- WORK INSTRUCTIONS: The expected answer is all of the entries, written out exactly.

- RECORDED INFORMATION:

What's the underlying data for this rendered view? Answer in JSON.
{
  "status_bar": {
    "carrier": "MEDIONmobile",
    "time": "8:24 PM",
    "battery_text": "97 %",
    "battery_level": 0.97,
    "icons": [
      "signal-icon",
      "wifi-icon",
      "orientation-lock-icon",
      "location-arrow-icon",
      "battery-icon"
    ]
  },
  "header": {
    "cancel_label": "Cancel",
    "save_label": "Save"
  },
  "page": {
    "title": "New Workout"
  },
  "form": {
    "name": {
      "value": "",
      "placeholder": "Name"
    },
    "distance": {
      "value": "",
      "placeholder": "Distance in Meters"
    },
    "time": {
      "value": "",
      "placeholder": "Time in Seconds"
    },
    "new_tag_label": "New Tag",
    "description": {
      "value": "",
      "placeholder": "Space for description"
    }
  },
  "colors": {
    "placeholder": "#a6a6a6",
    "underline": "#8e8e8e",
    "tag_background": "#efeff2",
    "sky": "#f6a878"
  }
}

- ANSWER SECTION:
What's the underlying data for this rendered view? Answer in JSON.
{
  "status_bar": {
    "carrier": "MEDIONmobile",
    "time": "8:24 PM",
    "battery_text": "97 %",
    "battery_level": 0.97,
    "icons": [
      "signal-icon",
      "wifi-icon",
      "orientation-lock-icon",
      "location-arrow-icon",
      "battery-icon"
    ]
  },
  "header": {
    "cancel_label": "Cancel",
    "save_label": "Save"
  },
  "page": {
    "title": "New Workout"
  },
  "form": {
    "name": {
      "value": "",
      "placeholder": "Name"
    },
    "distance": {
      "value": "",
      "placeholder": "Distance in Meters"
    },
    "time": {
      "value": "",
      "placeholder": "Time in Seconds"
    },
    "new_tag_label": "New Tag",
    "description": {
      "value": "",
      "placeholder": "Space for description"
    }
  },
  "colors": {
    "placeholder": "#a6a6a6",
    "underline": "#8e8e8e",
    "tag_background": "#efeff2",
    "sky": "#f6a878"
  }
}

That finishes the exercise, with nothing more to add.